Don’t ask about the app. I wasn’t the first person to enquire whether Step Outside Guides would be coming soon to the iTunes Store. But it turns out that co-creator Margie Skinner has problems just navigating her way around an iPhone home screen. She’s much more at home pounding the streets of the capital, which is why these new child-friendly London guides are firmly rooted in the real world of bridges, squares and landmarks you can explore on a cheap-day return ticket.
With the London 2012 Olympics just over the horizon, new books about London are even more ubiquitous than adverts featuring the great Usain Bolt. Some of these publications — like the pleasingly retro Ladybird Book of London — will appeal to those of us who were kids in the 60s and 70s. Step Outside Guides are old-fashioned, too, but in a good way. Margie and co-publisher Francesca Fenn are targeting families who want to explore London without getting sucked into wallet-draining attractions.
The first two Step Outside Guides, The London Treasure Trail (Holborn to Kensington) and Down by The Thames (Tower Hill to Embankment), were published in March 2012. Designed and illustrated by Francesca’s son Sam Fenn, these 32-page books are intended to put kids in charge of the trip. (This will strike a chord with anyone who spent their formative years being dragged round cathedrals, galleries and stately homes.) Scattering photos, maps and historical facts along the route, each Guide also has a friendly animal narrator, to help point out the location of the free loos and good picnic spots.

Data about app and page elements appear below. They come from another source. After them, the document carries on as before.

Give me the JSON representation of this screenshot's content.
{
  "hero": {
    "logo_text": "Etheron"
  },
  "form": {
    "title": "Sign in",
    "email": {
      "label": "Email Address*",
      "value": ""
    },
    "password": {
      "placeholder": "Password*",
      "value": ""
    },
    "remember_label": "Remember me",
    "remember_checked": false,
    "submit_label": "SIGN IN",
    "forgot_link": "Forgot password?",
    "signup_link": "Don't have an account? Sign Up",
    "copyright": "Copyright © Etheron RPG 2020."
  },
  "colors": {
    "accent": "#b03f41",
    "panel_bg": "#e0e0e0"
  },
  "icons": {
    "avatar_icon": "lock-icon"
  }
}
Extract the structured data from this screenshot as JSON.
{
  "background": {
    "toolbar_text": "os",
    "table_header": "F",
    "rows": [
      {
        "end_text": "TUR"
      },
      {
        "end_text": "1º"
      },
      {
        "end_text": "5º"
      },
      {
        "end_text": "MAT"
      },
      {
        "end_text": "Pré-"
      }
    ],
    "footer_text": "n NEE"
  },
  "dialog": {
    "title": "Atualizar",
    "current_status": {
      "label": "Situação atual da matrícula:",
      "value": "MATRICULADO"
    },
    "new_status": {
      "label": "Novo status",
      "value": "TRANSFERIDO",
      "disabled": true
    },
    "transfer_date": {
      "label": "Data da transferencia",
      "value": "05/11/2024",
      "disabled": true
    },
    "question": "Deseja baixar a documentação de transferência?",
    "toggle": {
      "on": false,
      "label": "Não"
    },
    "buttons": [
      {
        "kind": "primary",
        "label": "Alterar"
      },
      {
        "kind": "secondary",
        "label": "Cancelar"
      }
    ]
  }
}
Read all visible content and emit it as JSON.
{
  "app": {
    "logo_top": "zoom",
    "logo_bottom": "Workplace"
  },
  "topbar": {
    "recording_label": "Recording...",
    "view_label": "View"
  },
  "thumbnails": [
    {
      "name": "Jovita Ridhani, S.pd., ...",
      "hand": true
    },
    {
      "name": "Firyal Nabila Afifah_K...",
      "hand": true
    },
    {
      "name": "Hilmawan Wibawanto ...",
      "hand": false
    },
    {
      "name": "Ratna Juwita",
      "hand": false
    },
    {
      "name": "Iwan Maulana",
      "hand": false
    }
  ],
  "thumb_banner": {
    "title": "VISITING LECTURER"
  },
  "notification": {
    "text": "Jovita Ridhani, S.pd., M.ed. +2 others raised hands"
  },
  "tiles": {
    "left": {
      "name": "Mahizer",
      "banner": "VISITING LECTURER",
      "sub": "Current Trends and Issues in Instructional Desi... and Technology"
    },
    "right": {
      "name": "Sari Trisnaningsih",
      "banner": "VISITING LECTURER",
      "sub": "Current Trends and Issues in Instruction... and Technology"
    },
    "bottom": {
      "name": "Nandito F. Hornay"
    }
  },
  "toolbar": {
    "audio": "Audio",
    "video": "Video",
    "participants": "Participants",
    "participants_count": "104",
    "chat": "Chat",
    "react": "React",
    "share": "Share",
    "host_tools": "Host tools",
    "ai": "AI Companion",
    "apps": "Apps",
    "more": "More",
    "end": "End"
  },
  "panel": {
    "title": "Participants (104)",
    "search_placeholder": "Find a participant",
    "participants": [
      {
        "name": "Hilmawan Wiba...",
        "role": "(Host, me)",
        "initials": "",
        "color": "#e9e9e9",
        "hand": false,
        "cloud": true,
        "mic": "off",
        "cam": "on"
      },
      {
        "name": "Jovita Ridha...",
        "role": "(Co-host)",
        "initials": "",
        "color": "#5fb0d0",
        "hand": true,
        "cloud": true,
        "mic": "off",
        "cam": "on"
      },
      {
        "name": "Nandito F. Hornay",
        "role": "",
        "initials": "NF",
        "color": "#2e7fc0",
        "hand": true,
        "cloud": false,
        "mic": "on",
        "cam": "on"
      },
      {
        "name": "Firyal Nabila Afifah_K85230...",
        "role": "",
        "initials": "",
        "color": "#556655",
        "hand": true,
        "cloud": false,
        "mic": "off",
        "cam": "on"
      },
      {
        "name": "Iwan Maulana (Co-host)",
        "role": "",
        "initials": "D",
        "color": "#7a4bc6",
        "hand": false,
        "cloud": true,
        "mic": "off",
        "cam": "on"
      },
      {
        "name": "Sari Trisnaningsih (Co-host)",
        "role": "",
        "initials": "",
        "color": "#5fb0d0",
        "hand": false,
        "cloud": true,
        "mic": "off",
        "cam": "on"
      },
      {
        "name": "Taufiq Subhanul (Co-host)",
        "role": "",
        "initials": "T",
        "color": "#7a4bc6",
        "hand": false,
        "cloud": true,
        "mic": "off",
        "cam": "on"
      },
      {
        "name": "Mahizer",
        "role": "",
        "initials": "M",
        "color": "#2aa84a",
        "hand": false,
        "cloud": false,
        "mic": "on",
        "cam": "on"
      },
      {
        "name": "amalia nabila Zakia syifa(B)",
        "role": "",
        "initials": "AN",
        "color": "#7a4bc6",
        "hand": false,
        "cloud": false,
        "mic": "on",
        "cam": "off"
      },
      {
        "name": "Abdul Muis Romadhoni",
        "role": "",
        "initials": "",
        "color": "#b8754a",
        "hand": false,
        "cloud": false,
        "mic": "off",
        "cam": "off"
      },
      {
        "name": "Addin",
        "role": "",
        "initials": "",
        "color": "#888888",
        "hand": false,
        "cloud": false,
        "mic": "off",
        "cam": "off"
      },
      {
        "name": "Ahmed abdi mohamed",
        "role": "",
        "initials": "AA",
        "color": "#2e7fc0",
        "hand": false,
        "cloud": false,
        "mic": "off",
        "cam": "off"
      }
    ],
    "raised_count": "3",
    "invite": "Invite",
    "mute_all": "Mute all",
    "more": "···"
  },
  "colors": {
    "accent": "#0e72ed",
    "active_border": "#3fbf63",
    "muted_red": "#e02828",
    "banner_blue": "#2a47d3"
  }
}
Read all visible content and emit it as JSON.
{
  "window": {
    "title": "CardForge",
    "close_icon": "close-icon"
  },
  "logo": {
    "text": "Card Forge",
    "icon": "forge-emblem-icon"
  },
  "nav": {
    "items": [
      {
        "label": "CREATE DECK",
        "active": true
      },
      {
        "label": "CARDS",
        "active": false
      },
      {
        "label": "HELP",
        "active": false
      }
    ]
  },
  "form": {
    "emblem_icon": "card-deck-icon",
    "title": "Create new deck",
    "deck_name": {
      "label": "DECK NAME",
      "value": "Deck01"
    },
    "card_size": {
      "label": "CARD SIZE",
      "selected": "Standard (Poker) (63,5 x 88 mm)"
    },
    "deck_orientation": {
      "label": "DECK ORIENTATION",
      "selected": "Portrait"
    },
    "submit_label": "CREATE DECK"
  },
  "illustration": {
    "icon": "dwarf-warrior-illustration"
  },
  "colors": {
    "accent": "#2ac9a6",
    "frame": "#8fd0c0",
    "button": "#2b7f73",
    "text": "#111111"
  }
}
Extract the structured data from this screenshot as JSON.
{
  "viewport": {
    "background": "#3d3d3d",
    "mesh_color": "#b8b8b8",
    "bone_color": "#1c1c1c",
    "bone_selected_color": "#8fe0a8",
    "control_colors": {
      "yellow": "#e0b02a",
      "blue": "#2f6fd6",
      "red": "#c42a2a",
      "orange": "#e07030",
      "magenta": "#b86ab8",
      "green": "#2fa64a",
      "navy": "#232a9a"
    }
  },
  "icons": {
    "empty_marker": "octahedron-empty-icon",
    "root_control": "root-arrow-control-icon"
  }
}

Step Outside Guides are interactive, though not in a way that involves swiping, pinching or leaving sticky fingerprints on a screen. There are boxes to tick, questions to complete and even a word search puzzle. But what you really notice are the humorous observations in the text and the willingness to embrace the quirkiness rather than the commerciality of modern London. According to Margie that’s reflected in feedback from the users: “Lily aged 6, told us her favourite thing on the London Treasure Trail was the public toilet on High Holborn, which we highlight because it looks very grand, but always seems to be closed!”
They know the market: Francesca’s background is in educational programmes, and Margie spent 13 years working for Dorling Kindersley when it was blazing a trail in innovative non-fiction for kids. This is a “mum’s eye” perspective of days out that anyone can enjoy — provided they have a Travelcard and a bit of curiosity about London. The emphasis is on exploring the city on foot, district by district, rather than heading straight for the Millennium Wheel or the teeth-rottingly ghastly M&M’s World in Piccadilly Circus. (It’s enough to make you feel nostalgic about the demise of the Swiss Centre.)
The book world is increasingly dominated by the rush to digitise, so it’s refreshing to find a publishing venture that’s rooted in old technology like ink on paper. With an initial print run of 1,000 copies, Step Outside Guides are unlikely to be outselling DK’s Eyewitness Family Guides. (The Times did offer a favourable comparison, though, in a recent write-up on guide books for kids.)
The third Step Outside Guide, The London Lion Hunt, is due out on 16 July and will cover Westminster, Trafalgar Square and Chinatown. There will be a special Christmas-themed Guide, too, but Santa is keeping the details under wraps.
If you’re producing a series of travel guides the most obvious question (apart from the app query) is “Where next?” Margie thinks there is scope for at least 10 Step Outside Guides to London, and after that they’ll consider adding other UK cities to their portfolio.
Right now it’s all about thinking local, rather than global. That might seem like a strange ambition for a travel guide publisher, but I got the impression this venture is putting the fun factor ahead of sales targets.
Step Outside Guides are £5.00 and are available from stepoutsideguides.com and selected shops in London, Essex and Hertfordshire.